The main benefit of a short put option is the ability to generate income through premiums. If the underlying asset’s price stays the same or increases, the put option will likely expire worthless, allowing the seller to keep the premium.
How do you break even short puts?
The break-even point for short puts is the strike price minus the premium received. If the stock price at expiration is at this level, the premium received will offset the losses from buying the stock at the strike price.
What is an example of a short put option?
Let’s say you sell a put option for XYZ stock with a strike price of $50, and you receive a premium of $5. If XYZ’s price stays above $50, the put option expires worthless, and you keep the $5 premium. But if XYZ’s price drops to $45, you’d be obligated to buy the stock for $50, even though it’s only worth $45.
How do you tell if a stock is heavily shorted?
A stock is heavily shorted if it has a high short interest ratio, which is the number of shares sold short divided by the average daily trading volume. A higher ratio indicates that more people are betting against the stock.
What are the 4 options positions?
The four basic options positions are long call, short call, long put, and short put. Long positions benefit from an increase in the underlying asset’s price, while short positions benefit from a decrease. Calls give the right to buy, and puts give the right to sell.
What is the maximum profit for a short put?

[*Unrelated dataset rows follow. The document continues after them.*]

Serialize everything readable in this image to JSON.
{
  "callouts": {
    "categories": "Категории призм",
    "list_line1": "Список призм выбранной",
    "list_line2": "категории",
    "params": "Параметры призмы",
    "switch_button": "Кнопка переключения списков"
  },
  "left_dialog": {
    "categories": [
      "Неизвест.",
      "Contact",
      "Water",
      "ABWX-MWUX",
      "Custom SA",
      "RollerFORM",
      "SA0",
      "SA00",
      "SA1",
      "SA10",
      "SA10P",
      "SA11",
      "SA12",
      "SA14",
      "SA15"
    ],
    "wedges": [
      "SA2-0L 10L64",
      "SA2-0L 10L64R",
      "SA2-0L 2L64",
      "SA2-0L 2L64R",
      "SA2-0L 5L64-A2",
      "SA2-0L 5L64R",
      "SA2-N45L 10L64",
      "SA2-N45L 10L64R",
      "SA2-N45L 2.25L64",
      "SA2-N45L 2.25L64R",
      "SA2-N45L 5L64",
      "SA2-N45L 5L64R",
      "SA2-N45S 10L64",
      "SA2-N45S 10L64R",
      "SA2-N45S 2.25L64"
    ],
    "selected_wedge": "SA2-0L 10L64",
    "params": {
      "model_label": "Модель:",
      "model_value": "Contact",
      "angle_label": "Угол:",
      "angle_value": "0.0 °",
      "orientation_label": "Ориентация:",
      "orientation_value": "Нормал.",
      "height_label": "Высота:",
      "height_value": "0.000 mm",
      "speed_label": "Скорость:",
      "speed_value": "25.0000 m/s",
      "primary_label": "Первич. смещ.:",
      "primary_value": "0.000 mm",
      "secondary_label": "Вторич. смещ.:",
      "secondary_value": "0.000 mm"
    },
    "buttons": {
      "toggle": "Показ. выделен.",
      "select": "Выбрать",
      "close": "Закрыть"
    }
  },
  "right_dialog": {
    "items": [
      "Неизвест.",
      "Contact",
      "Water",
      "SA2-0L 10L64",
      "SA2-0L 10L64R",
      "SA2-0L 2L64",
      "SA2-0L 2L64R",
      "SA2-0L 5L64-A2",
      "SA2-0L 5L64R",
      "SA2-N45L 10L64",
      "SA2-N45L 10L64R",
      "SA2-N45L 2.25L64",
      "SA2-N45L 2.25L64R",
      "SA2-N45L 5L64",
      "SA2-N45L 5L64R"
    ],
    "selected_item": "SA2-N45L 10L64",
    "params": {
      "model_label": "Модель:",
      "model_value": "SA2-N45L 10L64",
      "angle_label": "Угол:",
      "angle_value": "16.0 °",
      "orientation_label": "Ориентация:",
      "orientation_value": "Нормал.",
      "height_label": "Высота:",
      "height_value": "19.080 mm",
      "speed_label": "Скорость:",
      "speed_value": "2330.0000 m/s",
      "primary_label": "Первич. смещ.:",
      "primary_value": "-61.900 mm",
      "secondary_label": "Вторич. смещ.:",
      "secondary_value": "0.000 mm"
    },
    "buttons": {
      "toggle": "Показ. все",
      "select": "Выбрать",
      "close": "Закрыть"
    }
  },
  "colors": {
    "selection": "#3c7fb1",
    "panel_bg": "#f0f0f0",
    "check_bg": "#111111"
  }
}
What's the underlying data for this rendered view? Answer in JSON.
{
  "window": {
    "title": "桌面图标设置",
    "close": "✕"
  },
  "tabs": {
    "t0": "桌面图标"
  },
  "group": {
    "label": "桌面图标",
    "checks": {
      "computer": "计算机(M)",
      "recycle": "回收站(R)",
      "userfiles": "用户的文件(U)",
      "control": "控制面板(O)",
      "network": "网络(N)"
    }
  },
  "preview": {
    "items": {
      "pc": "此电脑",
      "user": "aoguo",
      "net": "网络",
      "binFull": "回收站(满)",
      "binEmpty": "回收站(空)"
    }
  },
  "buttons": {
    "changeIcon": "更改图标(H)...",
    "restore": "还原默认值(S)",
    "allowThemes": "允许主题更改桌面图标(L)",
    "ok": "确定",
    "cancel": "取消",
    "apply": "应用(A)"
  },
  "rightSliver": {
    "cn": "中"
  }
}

The maximum profit for a short put is the premium received when selling the put option. This occurs if the stock price is above the strike price at expiration, causing the put option to expire worthless.
Can you lose more money than you put on short?
Yes, in theory, you can lose more money than you initially received when you short a put. If the stock price falls significantly below the strike price, you’re obligated to buy the stock at the strike price, which could be much higher than the current market price.
What happens when a short put expires in the money?
If a short put expires in the money (the stock price is below the strike price), you’re obligated to buy the stock at the strike price. If you don’t want to buy the stock, you’d need to buy back the put option before expiration.
What happens if I don’t sell my put option?
If you don’t sell your put option and it expires in the money, it will typically be automatically exercised, and you’ll sell the underlying stock at the strike price. If it expires out of the money, it will become worthless.
What happens when you sell a put option and it hits the strike price?
When you sell a put option and it hits the strike price, the option is at-the-money. If it’s at expiration, the option buyer may choose to exercise the option, in which case you’d be obligated to buy the stock at the strike price.